You don’t know how to write what happened
without a shaking hand— how much
you didn’t want it: his hands tightening
on your hips, the cigarettes on his breath
as he moved toward you and you leaned away
and he curled closer, tongue
thrusting into your mouth, through your teeth,
trying to take you into him full body
from where you lay in the foxtails,
alone after the start-of-summer bonfire.
Distant thunder, scent of mildew,
raindrops pearling the tallgrass. The smoke
on his breath, the cicadas’ steady screaming.
Croaking frogs. That hand. Leaves dervishing
in the breeze. That pressure you didn’t want
to want, the way it felt. Truck careening
down the highway. Sway of grass.
You didn’t want it. Pulsing cricketcall.
Please, you said. I don’t want it.
You didn’t want it. Didn’t want your breath

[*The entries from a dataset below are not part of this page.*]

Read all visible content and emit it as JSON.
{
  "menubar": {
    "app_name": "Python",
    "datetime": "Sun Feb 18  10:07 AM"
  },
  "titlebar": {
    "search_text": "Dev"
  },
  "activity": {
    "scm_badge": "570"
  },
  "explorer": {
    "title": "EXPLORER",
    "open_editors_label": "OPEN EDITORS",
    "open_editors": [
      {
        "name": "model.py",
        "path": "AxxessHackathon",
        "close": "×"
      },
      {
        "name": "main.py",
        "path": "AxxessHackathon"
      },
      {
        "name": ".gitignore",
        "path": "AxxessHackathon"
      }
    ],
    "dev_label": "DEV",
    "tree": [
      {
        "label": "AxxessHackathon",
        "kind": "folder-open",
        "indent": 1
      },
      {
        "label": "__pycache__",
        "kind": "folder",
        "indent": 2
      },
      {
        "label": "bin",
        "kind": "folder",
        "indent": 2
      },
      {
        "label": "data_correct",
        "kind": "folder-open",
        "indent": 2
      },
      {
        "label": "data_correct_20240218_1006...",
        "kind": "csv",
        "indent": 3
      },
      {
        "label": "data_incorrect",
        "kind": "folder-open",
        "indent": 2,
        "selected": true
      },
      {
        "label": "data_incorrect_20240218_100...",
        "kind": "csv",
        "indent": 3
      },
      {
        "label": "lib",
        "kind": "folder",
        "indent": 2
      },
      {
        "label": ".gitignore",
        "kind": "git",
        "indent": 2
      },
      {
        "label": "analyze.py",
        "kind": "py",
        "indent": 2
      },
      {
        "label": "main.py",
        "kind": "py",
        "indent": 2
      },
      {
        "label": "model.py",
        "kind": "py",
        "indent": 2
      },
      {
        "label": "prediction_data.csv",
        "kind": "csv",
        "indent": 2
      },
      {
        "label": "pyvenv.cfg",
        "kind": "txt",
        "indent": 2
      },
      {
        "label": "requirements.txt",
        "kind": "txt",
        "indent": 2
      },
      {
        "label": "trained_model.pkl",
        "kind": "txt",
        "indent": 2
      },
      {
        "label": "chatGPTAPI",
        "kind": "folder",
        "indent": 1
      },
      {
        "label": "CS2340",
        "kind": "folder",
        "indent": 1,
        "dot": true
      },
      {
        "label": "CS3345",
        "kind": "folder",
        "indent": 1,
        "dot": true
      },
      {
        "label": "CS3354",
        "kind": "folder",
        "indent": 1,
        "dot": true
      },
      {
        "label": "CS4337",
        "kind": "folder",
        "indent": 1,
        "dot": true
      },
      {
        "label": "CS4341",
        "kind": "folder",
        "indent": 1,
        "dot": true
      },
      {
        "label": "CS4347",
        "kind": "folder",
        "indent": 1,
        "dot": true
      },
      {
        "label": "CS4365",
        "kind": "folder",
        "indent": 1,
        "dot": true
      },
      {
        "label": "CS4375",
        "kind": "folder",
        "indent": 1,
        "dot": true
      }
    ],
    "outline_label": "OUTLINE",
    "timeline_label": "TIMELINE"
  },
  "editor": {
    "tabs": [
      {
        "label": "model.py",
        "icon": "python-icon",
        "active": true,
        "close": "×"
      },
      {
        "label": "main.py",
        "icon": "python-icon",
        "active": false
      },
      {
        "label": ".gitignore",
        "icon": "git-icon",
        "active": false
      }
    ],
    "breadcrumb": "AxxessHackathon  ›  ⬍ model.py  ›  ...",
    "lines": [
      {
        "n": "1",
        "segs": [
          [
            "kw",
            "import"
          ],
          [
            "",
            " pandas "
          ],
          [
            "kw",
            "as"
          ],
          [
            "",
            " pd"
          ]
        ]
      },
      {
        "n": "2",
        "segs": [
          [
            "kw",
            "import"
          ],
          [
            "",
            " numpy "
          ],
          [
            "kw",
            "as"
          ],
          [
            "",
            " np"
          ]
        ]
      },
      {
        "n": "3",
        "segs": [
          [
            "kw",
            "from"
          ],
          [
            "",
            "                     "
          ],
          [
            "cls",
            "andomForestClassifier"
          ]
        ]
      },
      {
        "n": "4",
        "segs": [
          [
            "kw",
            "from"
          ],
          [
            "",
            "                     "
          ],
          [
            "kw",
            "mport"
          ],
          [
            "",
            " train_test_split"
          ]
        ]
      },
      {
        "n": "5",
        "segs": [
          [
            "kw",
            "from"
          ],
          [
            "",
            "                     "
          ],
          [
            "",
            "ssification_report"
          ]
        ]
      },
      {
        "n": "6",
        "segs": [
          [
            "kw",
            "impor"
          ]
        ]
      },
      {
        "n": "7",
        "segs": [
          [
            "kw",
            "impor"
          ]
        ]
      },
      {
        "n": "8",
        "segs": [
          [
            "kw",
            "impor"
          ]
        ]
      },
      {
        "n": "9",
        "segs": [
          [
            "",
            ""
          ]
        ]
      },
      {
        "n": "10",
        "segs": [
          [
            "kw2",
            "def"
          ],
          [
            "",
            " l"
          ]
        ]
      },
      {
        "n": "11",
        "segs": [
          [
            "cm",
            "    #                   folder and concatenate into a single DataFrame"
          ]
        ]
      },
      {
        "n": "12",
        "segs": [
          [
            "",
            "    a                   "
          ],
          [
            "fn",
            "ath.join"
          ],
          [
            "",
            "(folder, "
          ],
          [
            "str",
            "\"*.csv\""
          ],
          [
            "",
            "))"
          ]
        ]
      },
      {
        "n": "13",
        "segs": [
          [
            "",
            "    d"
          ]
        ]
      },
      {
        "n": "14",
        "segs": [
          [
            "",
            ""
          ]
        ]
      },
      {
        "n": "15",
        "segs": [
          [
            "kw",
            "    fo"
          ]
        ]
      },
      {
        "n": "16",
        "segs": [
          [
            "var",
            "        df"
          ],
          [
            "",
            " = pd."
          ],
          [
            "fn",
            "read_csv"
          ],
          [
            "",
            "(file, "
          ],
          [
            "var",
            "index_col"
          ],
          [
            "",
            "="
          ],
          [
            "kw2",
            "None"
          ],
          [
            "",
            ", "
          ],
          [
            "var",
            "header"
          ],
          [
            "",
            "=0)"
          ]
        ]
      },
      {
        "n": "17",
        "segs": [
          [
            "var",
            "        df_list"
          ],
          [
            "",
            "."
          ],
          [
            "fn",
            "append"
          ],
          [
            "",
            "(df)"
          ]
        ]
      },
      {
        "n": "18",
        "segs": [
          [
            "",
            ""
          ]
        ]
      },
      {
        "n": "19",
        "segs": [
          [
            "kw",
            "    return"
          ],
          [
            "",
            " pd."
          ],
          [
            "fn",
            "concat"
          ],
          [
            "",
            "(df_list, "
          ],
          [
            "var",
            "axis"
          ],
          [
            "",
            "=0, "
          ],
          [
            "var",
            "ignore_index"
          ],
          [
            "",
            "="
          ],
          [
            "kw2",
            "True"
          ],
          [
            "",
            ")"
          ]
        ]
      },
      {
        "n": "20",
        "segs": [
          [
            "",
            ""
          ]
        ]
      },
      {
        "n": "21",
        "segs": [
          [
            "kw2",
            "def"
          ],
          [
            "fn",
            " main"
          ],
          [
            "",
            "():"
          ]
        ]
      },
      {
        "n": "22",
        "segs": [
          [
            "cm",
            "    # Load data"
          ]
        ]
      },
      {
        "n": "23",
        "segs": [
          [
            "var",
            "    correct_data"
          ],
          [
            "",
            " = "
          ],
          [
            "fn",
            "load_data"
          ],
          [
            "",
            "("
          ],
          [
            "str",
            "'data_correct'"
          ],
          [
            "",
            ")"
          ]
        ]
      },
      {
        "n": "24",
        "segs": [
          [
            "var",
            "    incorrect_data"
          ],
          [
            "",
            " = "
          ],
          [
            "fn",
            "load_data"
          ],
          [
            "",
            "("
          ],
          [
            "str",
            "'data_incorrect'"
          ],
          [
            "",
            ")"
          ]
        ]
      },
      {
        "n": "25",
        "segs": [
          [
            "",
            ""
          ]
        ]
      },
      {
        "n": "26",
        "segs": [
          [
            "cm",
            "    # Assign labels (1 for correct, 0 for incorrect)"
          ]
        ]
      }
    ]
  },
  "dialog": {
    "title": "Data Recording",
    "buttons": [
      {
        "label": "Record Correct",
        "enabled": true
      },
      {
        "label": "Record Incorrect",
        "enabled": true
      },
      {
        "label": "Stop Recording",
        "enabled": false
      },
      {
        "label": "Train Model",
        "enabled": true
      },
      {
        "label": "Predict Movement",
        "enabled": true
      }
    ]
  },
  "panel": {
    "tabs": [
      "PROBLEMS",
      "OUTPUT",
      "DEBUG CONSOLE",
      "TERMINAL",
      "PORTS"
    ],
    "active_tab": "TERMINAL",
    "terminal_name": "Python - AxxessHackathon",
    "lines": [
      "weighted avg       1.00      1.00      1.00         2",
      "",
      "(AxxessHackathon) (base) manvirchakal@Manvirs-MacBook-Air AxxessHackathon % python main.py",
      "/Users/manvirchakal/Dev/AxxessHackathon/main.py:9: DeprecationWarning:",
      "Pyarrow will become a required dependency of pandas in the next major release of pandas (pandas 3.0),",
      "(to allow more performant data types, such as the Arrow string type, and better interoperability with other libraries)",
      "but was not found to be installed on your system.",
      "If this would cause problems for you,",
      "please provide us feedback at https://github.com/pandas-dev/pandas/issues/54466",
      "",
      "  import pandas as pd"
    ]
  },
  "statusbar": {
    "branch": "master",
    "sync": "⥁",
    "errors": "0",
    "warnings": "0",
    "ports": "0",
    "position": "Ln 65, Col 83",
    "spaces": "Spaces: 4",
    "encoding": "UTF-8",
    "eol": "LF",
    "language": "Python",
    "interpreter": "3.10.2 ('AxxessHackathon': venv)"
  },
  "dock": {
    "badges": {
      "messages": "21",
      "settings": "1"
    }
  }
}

to turn to windstorm, his cigarette lips
scalding your neck. Didn’t ask for it. That.